■ **WORK INSTRUCTION**
Give the data again, word for word.

■ **MATERIAL SUPPLIED**
************
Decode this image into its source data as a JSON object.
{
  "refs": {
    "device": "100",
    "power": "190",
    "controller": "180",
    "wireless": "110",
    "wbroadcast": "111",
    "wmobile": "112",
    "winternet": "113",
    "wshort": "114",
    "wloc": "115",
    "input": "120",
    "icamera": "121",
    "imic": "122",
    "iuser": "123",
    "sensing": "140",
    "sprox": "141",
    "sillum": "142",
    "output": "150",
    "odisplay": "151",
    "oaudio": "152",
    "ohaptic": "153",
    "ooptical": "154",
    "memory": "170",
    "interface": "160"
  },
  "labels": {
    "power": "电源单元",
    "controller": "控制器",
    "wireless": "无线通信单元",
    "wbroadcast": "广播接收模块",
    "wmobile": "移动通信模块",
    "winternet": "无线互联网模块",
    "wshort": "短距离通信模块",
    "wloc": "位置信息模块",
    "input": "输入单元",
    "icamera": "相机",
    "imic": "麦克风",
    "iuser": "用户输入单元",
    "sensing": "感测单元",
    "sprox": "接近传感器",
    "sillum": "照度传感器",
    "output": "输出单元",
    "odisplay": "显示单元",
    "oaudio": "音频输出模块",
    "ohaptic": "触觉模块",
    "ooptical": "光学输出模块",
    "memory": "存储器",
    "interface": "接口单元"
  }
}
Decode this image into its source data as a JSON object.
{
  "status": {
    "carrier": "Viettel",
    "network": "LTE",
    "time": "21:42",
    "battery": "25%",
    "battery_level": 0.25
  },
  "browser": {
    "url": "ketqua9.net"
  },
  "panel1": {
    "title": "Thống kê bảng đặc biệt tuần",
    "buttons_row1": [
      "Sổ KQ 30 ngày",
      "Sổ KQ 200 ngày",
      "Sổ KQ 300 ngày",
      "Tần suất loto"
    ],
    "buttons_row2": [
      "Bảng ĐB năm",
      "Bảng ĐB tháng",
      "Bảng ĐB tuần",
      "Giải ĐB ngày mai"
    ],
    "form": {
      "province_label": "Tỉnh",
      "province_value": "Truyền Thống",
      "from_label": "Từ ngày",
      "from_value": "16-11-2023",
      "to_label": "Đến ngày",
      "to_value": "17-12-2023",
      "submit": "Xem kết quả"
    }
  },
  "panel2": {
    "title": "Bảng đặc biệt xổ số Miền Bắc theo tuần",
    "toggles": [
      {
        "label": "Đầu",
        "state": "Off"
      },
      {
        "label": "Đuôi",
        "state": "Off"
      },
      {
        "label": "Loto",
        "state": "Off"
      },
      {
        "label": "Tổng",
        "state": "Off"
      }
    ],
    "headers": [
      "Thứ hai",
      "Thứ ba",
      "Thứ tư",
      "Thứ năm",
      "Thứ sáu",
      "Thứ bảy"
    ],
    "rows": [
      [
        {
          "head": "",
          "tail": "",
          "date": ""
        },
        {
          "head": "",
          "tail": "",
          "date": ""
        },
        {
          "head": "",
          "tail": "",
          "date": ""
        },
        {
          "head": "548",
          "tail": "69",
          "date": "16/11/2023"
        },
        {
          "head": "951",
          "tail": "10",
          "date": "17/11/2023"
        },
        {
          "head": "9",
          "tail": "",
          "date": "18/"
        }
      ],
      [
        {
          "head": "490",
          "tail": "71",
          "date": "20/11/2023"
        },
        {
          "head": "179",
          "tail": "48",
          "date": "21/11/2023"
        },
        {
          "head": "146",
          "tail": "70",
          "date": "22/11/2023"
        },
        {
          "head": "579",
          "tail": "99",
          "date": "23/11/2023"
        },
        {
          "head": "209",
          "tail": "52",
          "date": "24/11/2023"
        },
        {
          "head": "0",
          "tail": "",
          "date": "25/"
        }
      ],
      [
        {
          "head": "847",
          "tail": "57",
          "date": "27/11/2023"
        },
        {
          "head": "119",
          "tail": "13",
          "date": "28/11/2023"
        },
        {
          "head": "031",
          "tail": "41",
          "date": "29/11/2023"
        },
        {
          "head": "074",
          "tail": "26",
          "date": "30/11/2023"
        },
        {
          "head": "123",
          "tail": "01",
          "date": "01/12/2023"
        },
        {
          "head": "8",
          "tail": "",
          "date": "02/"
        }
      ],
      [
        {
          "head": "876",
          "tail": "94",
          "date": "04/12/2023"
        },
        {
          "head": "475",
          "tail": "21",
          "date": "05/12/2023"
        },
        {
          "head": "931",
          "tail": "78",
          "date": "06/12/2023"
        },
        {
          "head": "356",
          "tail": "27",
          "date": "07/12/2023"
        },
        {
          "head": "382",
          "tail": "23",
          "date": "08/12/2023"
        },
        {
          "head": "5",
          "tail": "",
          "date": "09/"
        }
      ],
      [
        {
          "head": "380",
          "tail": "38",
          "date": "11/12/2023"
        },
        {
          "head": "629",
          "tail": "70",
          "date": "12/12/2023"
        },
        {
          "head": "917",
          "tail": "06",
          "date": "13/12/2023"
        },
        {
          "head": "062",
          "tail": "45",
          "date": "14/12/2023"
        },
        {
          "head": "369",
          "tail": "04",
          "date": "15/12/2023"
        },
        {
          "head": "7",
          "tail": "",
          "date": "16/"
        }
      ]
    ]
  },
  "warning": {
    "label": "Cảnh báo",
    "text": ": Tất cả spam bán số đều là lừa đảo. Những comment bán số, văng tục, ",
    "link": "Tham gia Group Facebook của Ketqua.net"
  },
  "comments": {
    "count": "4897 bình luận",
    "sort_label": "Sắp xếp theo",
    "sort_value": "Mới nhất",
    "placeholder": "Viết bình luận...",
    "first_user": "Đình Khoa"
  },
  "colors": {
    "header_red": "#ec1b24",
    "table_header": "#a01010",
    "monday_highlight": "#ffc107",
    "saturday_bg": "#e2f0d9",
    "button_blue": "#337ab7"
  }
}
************
■ **SOLUTION FOR THIS EXERCISE**
Decode this image into its source data as a JSON object.
{
  "refs": {
    "device": "100",
    "power": "190",
    "controller": "180",
    "wireless": "110",
    "wbroadcast": "111",
    "wmobile": "112",
    "winternet": "113",
    "wshort": "114",
    "wloc": "115",
    "input": "120",
    "icamera": "121",
    "imic": "122",
    "iuser": "123",
    "sensing": "140",
    "sprox": "141",
    "sillum": "142",
    "output": "150",
    "odisplay": "151",
    "oaudio": "152",
    "ohaptic": "153",
    "ooptical": "154",
    "memory": "170",
    "interface": "160"
  },
  "labels": {
    "power": "电源单元",
    "controller": "控制器",
    "wireless": "无线通信单元",
    "wbroadcast": "广播接收模块",
    "wmobile": "移动通信模块",
    "winternet": "无线互联网模块",
    "wshort": "短距离通信模块",
    "wloc": "位置信息模块",
    "input": "输入单元",
    "icamera": "相机",
    "imic": "麦克风",
    "iuser": "用户输入单元",
    "sensing": "感测单元",
    "sprox": "接近传感器",
    "sillum": "照度传感器",
    "output": "输出单元",
    "odisplay": "显示单元",
    "oaudio": "音频输出模块",
    "ohaptic": "触觉模块",
    "ooptical": "光学输出模块",
    "memory": "存储器",
    "interface": "接口单元"
  }
}
Decode this image into its source data as a JSON object.
{
  "status": {
    "carrier": "Viettel",
    "network": "LTE",
    "time": "21:42",
    "battery": "25%",
    "battery_level": 0.25
  },
  "browser": {
    "url": "ketqua9.net"
  },
  "panel1": {
    "title": "Thống kê bảng đặc biệt tuần",
    "buttons_row1": [
      "Sổ KQ 30 ngày",
      "Sổ KQ 200 ngày",
      "Sổ KQ 300 ngày",
      "Tần suất loto"
    ],
    "buttons_row2": [
      "Bảng ĐB năm",
      "Bảng ĐB tháng",
      "Bảng ĐB tuần",
      "Giải ĐB ngày mai"
    ],
    "form": {
      "province_label": "Tỉnh",
      "province_value": "Truyền Thống",
      "from_label": "Từ ngày",
      "from_value": "16-11-2023",
      "to_label": "Đến ngày",
      "to_value": "17-12-2023",
      "submit": "Xem kết quả"
    }
  },
  "panel2": {
    "title": "Bảng đặc biệt xổ số Miền Bắc theo tuần",
    "toggles": [
      {
        "label": "Đầu",
        "state": "Off"
      },
      {
        "label": "Đuôi",
        "state": "Off"
      },
      {
        "label": "Loto",
        "state": "Off"
      },
      {
        "label": "Tổng",
        "state": "Off"
      }
    ],
    "headers": [
      "Thứ hai",
      "Thứ ba",
      "Thứ tư",
      "Thứ năm",
      "Thứ sáu",
      "Thứ bảy"
    ],
    "rows": [
      [
        {
          "head": "",
          "tail": "",
          "date": ""
        },
        {
          "head": "",
          "tail": "",
          "date": ""
        },
        {
          "head": "",
          "tail": "",
          "date": ""
        },
        {
          "head": "548",
          "tail": "69",
          "date": "16/11/2023"
        },
        {
          "head": "951",
          "tail": "10",
          "date": "17/11/2023"
        },
        {
          "head": "9",
          "tail": "",
          "date": "18/"
        }
      ],
      [
        {
          "head": "490",
          "tail": "71",
          "date": "20/11/2023"
        },
        {
          "head": "179",
          "tail": "48",
          "date": "21/11/2023"
        },
        {
          "head": "146",
          "tail": "70",
          "date": "22/11/2023"
        },
        {
          "head": "579",
          "tail": "99",
          "date": "23/11/2023"
        },
        {
          "head": "209",
          "tail": "52",
          "date": "24/11/2023"
        },
        {
          "head": "0",
          "tail": "",
          "date": "25/"
        }
      ],
      [
        {
          "head": "847",
          "tail": "57",
          "date": "27/11/2023"
        },
        {
          "head": "119",
          "tail": "13",
          "date": "28/11/2023"
        },
        {
          "head": "031",
          "tail": "41",
          "date": "29/11/2023"
        },
        {
          "head": "074",
          "tail": "26",
          "date": "30/11/2023"
        },
        {
          "head": "123",
          "tail": "01",
          "date": "01/12/2023"
        },
        {
          "head": "8",
          "tail": "",
          "date": "02/"
        }
      ],
      [
        {
          "head": "876",
          "tail": "94",
          "date": "04/12/2023"
        },
        {
          "head": "475",
          "tail": "21",
          "date": "05/12/2023"
        },
        {
          "head": "931",
          "tail": "78",
          "date": "06/12/2023"
        },
        {
          "head": "356",
          "tail": "27",
          "date": "07/12/2023"
        },
        {
          "head": "382",
          "tail": "23",
          "date": "08/12/2023"
        },
        {
          "head": "5",
          "tail": "",
          "date": "09/"
        }
      ],
      [
        {
          "head": "380",
          "tail": "38",
          "date": "11/12/2023"
        },
        {
          "head": "629",
          "tail": "70",
          "date": "12/12/2023"
        },
        {
          "head": "917",
          "tail": "06",
          "date": "13/12/2023"
        },
        {
          "head": "062",
          "tail": "45",
          "date": "14/12/2023"
        },
        {
          "head": "369",
          "tail": "04",
          "date": "15/12/2023"
        },
        {
          "head": "7",
          "tail": "",
          "date": "16/"
        }
      ]
    ]
  },
  "warning": {
    "label": "Cảnh báo",
    "text": ": Tất cả spam bán số đều là lừa đảo. Những comment bán số, văng tục, ",
    "link": "Tham gia Group Facebook của Ketqua.net"
  },
  "comments": {
    "count": "4897 bình luận",
    "sort_label": "Sắp xếp theo",
    "sort_value": "Mới nhất",
    "placeholder": "Viết bình luận...",
    "first_user": "Đình Khoa"
  },
  "colors": {
    "header_red": "#ec1b24",
    "table_header": "#a01010",
    "monday_highlight": "#ffc107",
    "saturday_bg": "#e2f0d9",
    "button_blue": "#337ab7"
  }
}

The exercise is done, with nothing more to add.